When I hold you now
We are close and deep
As the atmosphere on water.
My two hands are plumbed water.
You are my palpable, lithe
Otter of memory
In the pool of the moment,
Turning to swim on your back,
Each silent, thigh-shaking kick
Re-tilting the light,
Heaving the cool at your neck.
And suddenly you’re out,
Back again, intent as ever,
Heavy and frisky in your freshened pelt,
Printing the stones.
Crohane church is located just over the boarder from county Tipperary in the area of Killenaule and its a beautiful little chapel, located down a narrow drive way.
As you can see here, at this time of year the church is just starting to be surrounded by the green of the local oak trees and the colour of the wild flowers that grow in the stone wall that surrounds the Grave yard.
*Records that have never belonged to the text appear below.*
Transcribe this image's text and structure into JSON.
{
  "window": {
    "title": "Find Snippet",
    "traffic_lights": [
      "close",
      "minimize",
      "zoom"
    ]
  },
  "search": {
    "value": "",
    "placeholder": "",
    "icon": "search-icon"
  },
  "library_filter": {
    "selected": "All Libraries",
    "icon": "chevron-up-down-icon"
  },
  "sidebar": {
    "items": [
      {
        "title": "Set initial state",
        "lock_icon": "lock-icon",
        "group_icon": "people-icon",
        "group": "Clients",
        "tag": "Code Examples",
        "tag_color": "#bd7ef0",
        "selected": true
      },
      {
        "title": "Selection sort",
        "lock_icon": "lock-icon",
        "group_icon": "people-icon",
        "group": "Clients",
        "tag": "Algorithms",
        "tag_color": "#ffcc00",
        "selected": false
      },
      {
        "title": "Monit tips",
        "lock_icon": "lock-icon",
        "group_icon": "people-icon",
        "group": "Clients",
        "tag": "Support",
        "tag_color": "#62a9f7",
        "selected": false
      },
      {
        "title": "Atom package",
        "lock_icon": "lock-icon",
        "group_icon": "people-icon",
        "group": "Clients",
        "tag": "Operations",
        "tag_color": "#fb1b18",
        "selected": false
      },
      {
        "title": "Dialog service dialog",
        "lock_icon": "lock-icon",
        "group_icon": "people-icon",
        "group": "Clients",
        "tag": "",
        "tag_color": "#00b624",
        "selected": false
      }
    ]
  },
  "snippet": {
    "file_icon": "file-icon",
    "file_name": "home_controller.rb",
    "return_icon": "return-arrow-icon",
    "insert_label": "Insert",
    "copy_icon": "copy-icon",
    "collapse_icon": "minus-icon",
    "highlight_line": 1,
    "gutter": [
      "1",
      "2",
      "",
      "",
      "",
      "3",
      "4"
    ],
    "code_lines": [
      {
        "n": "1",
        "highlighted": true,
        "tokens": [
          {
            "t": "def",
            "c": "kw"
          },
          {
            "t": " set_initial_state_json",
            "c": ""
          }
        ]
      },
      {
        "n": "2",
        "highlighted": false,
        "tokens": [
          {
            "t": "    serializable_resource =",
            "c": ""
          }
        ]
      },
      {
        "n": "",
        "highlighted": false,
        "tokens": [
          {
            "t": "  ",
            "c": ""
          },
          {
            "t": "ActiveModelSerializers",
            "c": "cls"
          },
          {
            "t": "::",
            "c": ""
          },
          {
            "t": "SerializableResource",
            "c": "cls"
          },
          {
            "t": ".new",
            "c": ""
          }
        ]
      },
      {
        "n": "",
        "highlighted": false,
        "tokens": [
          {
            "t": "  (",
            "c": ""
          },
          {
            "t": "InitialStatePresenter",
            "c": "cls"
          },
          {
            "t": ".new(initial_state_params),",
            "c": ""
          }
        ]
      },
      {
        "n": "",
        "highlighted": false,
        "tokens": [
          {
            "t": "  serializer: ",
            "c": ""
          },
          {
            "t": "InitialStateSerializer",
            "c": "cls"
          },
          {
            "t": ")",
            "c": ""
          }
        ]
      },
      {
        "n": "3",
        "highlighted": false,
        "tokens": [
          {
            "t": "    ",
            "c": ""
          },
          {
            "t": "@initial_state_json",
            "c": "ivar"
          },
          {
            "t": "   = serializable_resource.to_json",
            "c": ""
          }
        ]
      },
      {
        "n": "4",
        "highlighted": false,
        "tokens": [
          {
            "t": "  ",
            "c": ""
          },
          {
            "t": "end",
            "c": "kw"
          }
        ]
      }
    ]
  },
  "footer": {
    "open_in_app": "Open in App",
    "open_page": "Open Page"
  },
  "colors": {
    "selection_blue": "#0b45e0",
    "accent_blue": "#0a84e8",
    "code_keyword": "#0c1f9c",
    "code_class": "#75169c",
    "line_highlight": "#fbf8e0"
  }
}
Crohane Church,a place of peace and stillness ……
A Gallery of images taken over the last four days here in county Kilkenny and Tipperary, Springtime has almost arrived 🙂 ….
A Walk along the River Suir : Gallery
The most amazing thing about living close to a mountain is that almost every time your lucky enough to walk to the top the weather is different, sometimes rain, sometime fog and others times bright sunshine.
The type of weather on the mountain, I love the most is the dramatic rain and mist ….
Early March walking along the banks of the river Suir, county Tipperary.
The trees are still bare but not for long now, we had the first dry day for a long time yet it was cool.
I love this river walk very much, a mountain view of Slievenamon county Tipperary, on the north side of the river and of the hills of county Waterford on the south side.
The river Suir, Tipperary, March 8th 2017 🙂
Dear March – Come in
Emily Dickinson, 1830 – 1886
Dear March – Come in –
How glad I am –
I hoped for you before –
Put down your Hat –
You must have walked –
How out of Breath you are –
Dear March, how are you, and the Rest –
Did you leave Nature well –
Oh March, Come right upstairs with me –
I have so much to tell –
I got your Letter, and the Birds –
The Maples never knew that you were coming –
I declare – how Red their Faces grew –
But March, forgive me –
And all those Hills you left for me to Hue –
There was no Purple suitable –
You took it all with you –
Who knocks? That April –
Lock the Door –
I will not be pursued –
He stayed away a Year to call
When I am occupied –
But trifles look so trivial
As soon as you have come
That blame is just as dear as Praise
And Praise as mere as Blame –
A winters morning along the river Suir county Tipperary ….
February and while sometimes it can feel like spring is just around the corner, some mornings can be as cold the coldest the winter can offer here. With this cold weather can come some of the most stunning views of the season along the river banks here in the south of Ireland, frost and mist and the deep blue of a morning sky …..